Wednesday, July 23, 2008

Vaseline and Lanolin

As everyone from professional marathon swimmers to English Channel swimmers know, open water swimmers often apply Vaseline® to their underarms, inside thighs, chin and/or neck in order to prevent chafing.

Lanolin is also often used to help reduce the initial impact of cold water.

According to the Open Water Swimming Dictionary, lanolin is a greasy, fatty substance, insoluble in water, that is extracted from wool-bearing animals used to coat the skin of swimmers, especially to friction points (e.g., underarms, inside thighs, chin and neck) in order to prevent chafing or help reduce the impact of cold water. Lanolin can generally be found in pharmacies or ordered at medical supply stores throughout the U.S. and Western Europe

Most experienced swimmers ask their coach or trainer to firmly spread a thin layer of lanolin on their skin shortly before entering the water. Many coaches use rubber gloves to apply the lanolin which can be difficult to get off or have a towel readily available to wipe off.

It is important to firmly press the lanolin into the skin and keep away from the swimmer's goggles, palms, ankles and inside of their foreams. Gobs of lanolin are generally not used.

Photo by Dr. Jim Miller of Britta Kamrau with lanolin on before the 2007 World Swimming Championships in Melbourne.

Copyright © 2008 by World Open Water Swimming Association


Ahelee said...

"Grease" for chafing - yes definitely!

However, in The Channel Swimming World, we are told that use of these types of concoctions to fend off the cold is an old wives tale!

But it sure drums up the vision of the old days of swimming The English Channel :)
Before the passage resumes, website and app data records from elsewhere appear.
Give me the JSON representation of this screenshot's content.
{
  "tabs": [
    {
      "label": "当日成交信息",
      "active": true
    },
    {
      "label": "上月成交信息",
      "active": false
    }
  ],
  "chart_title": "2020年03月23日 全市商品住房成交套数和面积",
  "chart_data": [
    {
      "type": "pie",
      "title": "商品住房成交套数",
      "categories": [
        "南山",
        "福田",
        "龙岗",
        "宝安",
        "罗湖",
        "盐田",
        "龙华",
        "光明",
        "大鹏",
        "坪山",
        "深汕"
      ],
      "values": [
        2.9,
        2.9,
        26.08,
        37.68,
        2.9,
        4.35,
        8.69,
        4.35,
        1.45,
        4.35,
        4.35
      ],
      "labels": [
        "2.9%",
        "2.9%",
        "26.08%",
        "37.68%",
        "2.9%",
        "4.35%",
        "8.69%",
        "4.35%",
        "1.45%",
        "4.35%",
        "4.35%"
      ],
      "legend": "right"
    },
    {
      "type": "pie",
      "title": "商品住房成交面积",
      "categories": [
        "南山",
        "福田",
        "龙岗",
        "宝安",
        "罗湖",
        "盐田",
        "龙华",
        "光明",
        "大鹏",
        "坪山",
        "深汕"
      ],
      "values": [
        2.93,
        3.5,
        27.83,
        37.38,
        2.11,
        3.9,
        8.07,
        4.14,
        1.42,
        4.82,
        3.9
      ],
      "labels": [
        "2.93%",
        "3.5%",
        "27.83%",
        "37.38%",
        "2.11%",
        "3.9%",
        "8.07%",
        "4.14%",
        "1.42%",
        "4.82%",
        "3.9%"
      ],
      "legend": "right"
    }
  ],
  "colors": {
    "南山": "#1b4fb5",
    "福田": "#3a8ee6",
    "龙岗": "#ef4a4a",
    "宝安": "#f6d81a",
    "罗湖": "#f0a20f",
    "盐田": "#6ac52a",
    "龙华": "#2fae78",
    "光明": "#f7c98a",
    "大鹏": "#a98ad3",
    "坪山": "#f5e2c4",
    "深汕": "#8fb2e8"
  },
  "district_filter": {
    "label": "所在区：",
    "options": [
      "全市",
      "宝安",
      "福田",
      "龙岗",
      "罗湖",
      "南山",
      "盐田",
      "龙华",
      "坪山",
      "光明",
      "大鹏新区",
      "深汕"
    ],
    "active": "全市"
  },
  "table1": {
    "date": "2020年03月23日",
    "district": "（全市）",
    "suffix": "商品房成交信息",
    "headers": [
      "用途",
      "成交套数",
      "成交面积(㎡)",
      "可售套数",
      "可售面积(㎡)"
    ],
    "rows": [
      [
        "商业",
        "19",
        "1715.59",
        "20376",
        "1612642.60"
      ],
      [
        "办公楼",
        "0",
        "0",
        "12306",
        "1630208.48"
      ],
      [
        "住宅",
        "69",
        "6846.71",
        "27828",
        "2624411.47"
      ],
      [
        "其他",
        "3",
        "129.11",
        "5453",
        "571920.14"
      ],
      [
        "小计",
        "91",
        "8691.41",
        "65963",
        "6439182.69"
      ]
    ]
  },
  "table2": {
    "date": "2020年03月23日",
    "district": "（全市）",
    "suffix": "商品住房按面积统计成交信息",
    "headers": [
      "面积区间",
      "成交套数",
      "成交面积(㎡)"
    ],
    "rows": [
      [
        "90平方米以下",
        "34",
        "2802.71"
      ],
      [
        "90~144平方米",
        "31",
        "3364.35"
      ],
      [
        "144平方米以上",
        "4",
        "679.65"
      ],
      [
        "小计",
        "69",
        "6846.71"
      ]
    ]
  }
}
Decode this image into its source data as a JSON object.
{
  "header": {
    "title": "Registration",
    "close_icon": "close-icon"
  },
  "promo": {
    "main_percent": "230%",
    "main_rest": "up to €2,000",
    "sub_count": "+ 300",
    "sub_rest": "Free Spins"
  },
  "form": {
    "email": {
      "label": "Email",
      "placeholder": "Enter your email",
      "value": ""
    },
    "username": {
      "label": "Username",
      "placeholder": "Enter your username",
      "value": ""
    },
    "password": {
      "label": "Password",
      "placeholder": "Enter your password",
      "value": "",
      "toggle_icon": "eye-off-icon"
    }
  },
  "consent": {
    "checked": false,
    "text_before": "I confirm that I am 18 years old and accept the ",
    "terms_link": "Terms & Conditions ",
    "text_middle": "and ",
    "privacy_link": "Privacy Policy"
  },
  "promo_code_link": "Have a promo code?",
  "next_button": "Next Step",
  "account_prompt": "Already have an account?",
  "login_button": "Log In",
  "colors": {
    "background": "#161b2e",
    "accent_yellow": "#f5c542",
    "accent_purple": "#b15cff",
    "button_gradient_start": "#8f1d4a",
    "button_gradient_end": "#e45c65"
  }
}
And if it helps mentally... guess a swimmer has to go for every ounce of that kind of assistance!

Steven Munatones said...

Some swimmers believe - as
I do through actual use in the colder areas of the Pacific Ocean - that the use of lanolin helps fend off the initial shock of cold water, which can be very helpful to the positive mental outlook of the swimmer.